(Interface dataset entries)
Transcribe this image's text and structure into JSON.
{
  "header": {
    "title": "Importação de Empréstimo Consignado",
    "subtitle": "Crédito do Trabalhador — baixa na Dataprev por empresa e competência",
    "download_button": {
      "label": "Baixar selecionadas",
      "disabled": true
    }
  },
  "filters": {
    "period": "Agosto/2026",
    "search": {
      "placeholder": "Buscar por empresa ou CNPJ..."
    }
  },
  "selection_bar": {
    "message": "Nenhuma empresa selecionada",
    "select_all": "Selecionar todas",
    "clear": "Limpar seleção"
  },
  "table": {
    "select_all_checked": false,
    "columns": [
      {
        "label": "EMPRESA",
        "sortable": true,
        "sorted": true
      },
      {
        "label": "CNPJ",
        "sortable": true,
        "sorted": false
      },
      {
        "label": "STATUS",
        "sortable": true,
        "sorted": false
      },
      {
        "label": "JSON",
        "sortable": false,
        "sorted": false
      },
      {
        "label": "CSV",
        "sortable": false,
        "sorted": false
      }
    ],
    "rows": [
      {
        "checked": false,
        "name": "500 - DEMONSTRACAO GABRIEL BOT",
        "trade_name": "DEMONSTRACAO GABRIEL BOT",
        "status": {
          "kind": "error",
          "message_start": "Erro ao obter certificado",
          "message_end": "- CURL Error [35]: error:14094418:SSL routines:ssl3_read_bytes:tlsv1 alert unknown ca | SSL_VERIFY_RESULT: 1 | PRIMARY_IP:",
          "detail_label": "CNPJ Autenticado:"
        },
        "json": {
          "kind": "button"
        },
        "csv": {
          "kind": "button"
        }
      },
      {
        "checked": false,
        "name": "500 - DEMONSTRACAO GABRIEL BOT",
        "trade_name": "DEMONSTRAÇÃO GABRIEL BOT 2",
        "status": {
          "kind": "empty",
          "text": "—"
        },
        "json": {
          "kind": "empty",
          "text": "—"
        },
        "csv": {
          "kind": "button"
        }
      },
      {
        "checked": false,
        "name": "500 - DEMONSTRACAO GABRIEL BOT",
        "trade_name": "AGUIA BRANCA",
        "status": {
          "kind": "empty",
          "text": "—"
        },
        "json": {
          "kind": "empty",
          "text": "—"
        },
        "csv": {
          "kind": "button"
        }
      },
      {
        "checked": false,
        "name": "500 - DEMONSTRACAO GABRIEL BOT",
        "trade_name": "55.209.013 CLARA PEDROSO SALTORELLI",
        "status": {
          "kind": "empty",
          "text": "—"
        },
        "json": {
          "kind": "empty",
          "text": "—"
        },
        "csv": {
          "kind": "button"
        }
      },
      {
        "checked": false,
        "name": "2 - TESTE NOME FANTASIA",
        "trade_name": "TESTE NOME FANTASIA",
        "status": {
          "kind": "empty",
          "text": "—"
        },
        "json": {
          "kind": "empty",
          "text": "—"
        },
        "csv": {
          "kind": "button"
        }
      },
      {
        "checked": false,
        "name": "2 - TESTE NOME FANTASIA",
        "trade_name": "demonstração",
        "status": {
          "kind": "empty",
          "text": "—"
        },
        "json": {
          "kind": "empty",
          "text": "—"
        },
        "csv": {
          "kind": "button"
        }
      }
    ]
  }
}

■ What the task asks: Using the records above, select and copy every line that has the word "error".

■ Solution to this task:
          "kind": "error",
          "message_end": "- CURL Error [35]: error:14094418:SSL routines:ssl3_read_bytes:tlsv1 alert unknown ca | SSL_VERIFY_RESULT: 1 | PRIMARY_IP:",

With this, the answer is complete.